In this Sunday, June 25, 2017 file photo, Stewart Rhodes, founder of the citizen militia group known as the Oath Keepers speaks during a rally outside the White House in Washington.
CNN legal analyst explains what Oath Keepers leader's arrest indicates
01:29 - Source: CNN
CNN  — 

As the House January 6 committee continues its probe into the US Capitol riot and issues subpoenas, there are questions surrounding the role allies of former President Donald Trump may have played.

Former White House chief of staff Mark Meadows, who could face criminal contempt of Congress charges for no longer cooperating with the House committee’s investigation, “exchanged text messages with, and provided guidance to, an organizer of the January 6th rally on the Ellipse after the organizer told him that ‘[t]hings have gotten crazy and I desperately need some direction,” according to the panel.

Meadows is one of several Trump allies and rally organizers who have been subpoenaed in recent weeks, and he alleges that the subpoenas are “overly broad and unduly burdensome.” He also claims that the committee “lacks lawful authority to seek and to obtain” the information requested.

Meadows previously turned over around 6,000 pages of documents to the committee, including emails from his personal account.

And while a flurry of rioters have also been sentenced to jail time and proceedings continue against other defendants, various words to refer to what took place on January 6 – “insurrection,” “sedition” and “coup” – have been brought up and debated.

Here’s a breakdown of what those terms mean.


The words “insurrection” and “insurrectionists” have been widely used by news outlets and others to define the storming of the Capitol building and the rioters involved.

According to Merriam-Webster, “insurrection” is the “act of revolting against civil authority or an established government.” Other definitions, like that of the Cambridge Dictionary, specify the act is usually a violent one. Synonyms include “revolt” or “uprising,” according to Merriam-Webster.

Chairman Rep. Bennie Thompson, (D-MS), delivers remarks during a meeting for the Select Committee to Investigate the January 6th Attack on the United States Capitol, on December 1.

Insurrection, or rebellion, is a crime under Title 18 of the US Code, punishable by a fine, a maximum sentence of 10 years in prison, or both. Being found guilty of insurrection also makes someone ineligible to hold office in the United States.

“What happened here today was an insurrection, incited by the President of the United States,” Sen. Mitt Romney, Republican of Utah, said in his remarks on the Senate floor after the Capitol was secured.

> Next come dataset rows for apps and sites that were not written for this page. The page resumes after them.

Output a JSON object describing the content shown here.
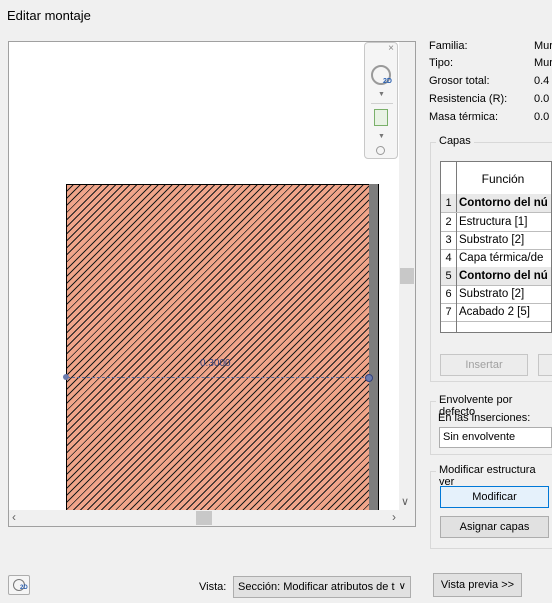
{
  "window": {
    "title": "Editar montaje"
  },
  "preview": {
    "dimension_text": "0.3000",
    "navbar_close": "×",
    "navbar_2d": "2D"
  },
  "properties": [
    {
      "label": "Familia:",
      "value": "Mur"
    },
    {
      "label": "Tipo:",
      "value": "Mur"
    },
    {
      "label": "Grosor total:",
      "value": "0.4"
    },
    {
      "label": "Resistencia (R):",
      "value": "0.0"
    },
    {
      "label": "Masa térmica:",
      "value": "0.0"
    }
  ],
  "layers": {
    "legend": "Capas",
    "column_header": "Función",
    "rows": [
      {
        "n": "1",
        "text": "Contorno del nú",
        "bold": true
      },
      {
        "n": "2",
        "text": "Estructura [1]",
        "bold": false
      },
      {
        "n": "3",
        "text": "Substrato [2]",
        "bold": false
      },
      {
        "n": "4",
        "text": "Capa térmica/de",
        "bold": false
      },
      {
        "n": "5",
        "text": "Contorno del nú",
        "bold": true
      },
      {
        "n": "6",
        "text": "Substrato [2]",
        "bold": false
      },
      {
        "n": "7",
        "text": "Acabado 2 [5]",
        "bold": false
      }
    ],
    "insert_button": "Insertar"
  },
  "wrapping": {
    "legend": "Envolvente por defecto",
    "at_inserts_label": "En las inserciones:",
    "at_inserts_value": "Sin envolvente"
  },
  "modify_structure": {
    "legend": "Modificar estructura ver",
    "modify_button": "Modificar",
    "assign_layers_button": "Asignar capas"
  },
  "footer": {
    "view_label": "Vista:",
    "view_value": "Sección: Modificar atributos de t",
    "preview_button": "Vista previa >>",
    "icon_2d": "2D"
  }
}
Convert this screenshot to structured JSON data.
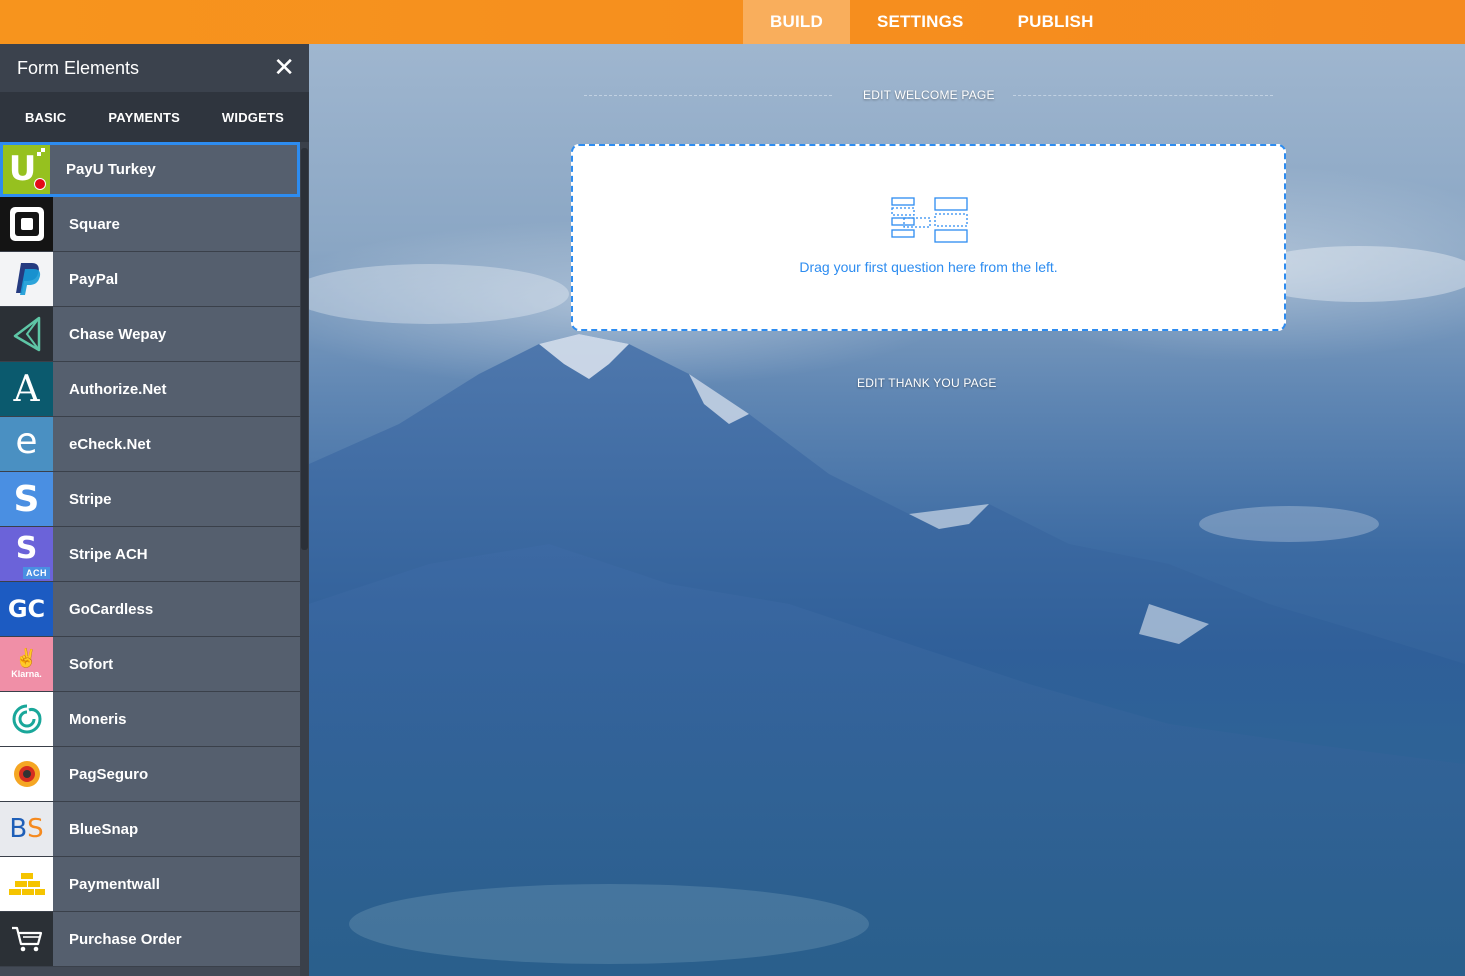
{
  "topbar": {
    "tabs": [
      {
        "label": "BUILD",
        "active": true
      },
      {
        "label": "SETTINGS",
        "active": false
      },
      {
        "label": "PUBLISH",
        "active": false
      }
    ],
    "accent_color": "#f7941d"
  },
  "sidebar": {
    "title": "Form Elements",
    "tabs": [
      {
        "label": "BASIC"
      },
      {
        "label": "PAYMENTS"
      },
      {
        "label": "WIDGETS"
      }
    ],
    "items": [
      {
        "label": "PayU Turkey",
        "icon": "payu-turkey-icon"
      },
      {
        "label": "Square",
        "icon": "square-icon"
      },
      {
        "label": "PayPal",
        "icon": "paypal-icon"
      },
      {
        "label": "Chase Wepay",
        "icon": "chase-wepay-icon"
      },
      {
        "label": "Authorize.Net",
        "icon": "authorize-net-icon"
      },
      {
        "label": "eCheck.Net",
        "icon": "echeck-net-icon"
      },
      {
        "label": "Stripe",
        "icon": "stripe-icon"
      },
      {
        "label": "Stripe ACH",
        "icon": "stripe-ach-icon"
      },
      {
        "label": "GoCardless",
        "icon": "gocardless-icon"
      },
      {
        "label": "Sofort",
        "icon": "sofort-klarna-icon"
      },
      {
        "label": "Moneris",
        "icon": "moneris-icon"
      },
      {
        "label": "PagSeguro",
        "icon": "pagseguro-icon"
      },
      {
        "label": "BlueSnap",
        "icon": "bluesnap-icon"
      },
      {
        "label": "Paymentwall",
        "icon": "paymentwall-icon"
      },
      {
        "label": "Purchase Order",
        "icon": "cart-icon"
      }
    ],
    "logo_text": {
      "payu": "U",
      "authorize": "A",
      "echeck": "e",
      "stripe": "S",
      "stripe_ach_badge": "ACH",
      "gocardless": "GC",
      "klarna": "Klarna.",
      "bluesnap_b": "B",
      "bluesnap_s": "S"
    }
  },
  "canvas": {
    "welcome_link": "EDIT WELCOME PAGE",
    "thankyou_link": "EDIT THANK YOU PAGE",
    "dropzone_text": "Drag your first question here from the left."
  }
}
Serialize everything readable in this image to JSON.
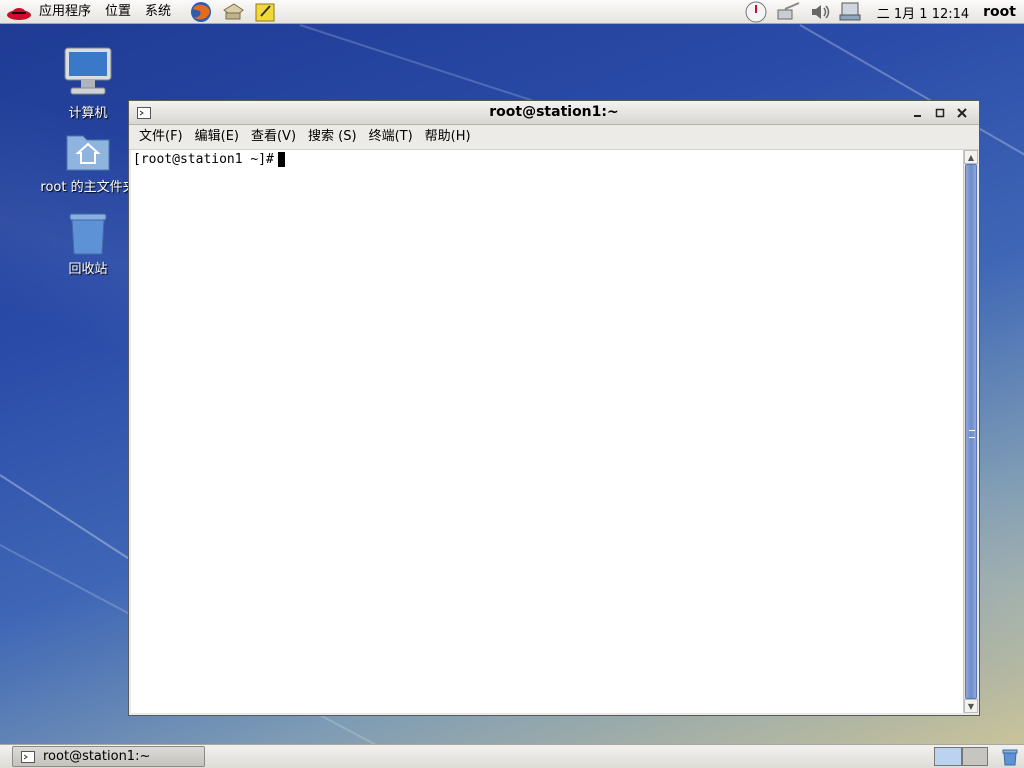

Other Republicans have downplayed the violence at the US Capitol or denied anything violent occurred, including Texas Rep. Louie Gohmert, who said there is no evidence it was “an armed insurrection.”


“Sedition” is the “incitement of resistance to or insurrection against lawful authority,” according to Merriam-Webster.

Similar to insurrection, the act of sedition is also a crime under the US Code, which characterizes it as two or more people who conspire to overthrow the US government, or “prevent, hinder, or delay the execution” of US law by force. It’s punishable by a fine and up to 20 years in prison.

The Justice Department has charged 11 defendants with seditious conspiracy related to the Capitol attack, including the leader of the Oath Keepers, Stewart Rhodes.

The department until now had been careful not to push the idea of sedition, instead charging defendants affiliated with right-wing groups with conspiracy to obstruct the congressional proceeding on January 6. The seditious conspiracy charge carries the same possible consequence as an obstruction charge, but is rarely used, politically loaded and has been difficult for the Justice Department to use successfully against defendants in the past.

Previously, some Biden administration officials believed using the sedition charge could politicize the Justice Department’s prosecution of the Capitol attackers, and the department recoiled after the former top prosecutor over the investigation, Michael Sherwin, said on CBS’ “60 Minutes” he believed seditious conspiracy could be charged.

Some elected officials have leveled the accusation of sedition squarely at Trump, including two Democrats: former New York City Mayor Bill de Blasio and Sam Liccardo, mayor of San Jose, California, and a former federal prosecutor. In a January 2021 statement, Liccardo said that Trump “should be tried for sedition.”


A “coup,” shorthand for “coup d’état,” is broadly characterized by Merriam-Webster as a “sudden decisive exercise of force in politics,” but particularly the “violent overthrow or alteration of an existing government by a small group.”

Some have described the event as a “failed” or “attempted” coup, since apparent efforts to overturn the presidential election have been unsuccessful.

“We must call today’s violence what it actually is: a failed attempt at a coup,” then-New York Gov. Andrew Cuomo, a Democrat, wrote in a January 2021 statement.

Retired Army Lt. Col. Alexander Vindman, a key witness in the impeachment hearings against Trump, previously told CNN’s Anderson Cooper he thought the events at the Capitol could be categorized as a “failed coup.”

This story has been updated with additional information.

CNN’s Zachary Cohen, Katelyn Polantz and Paul LeBlanc contributed to this report.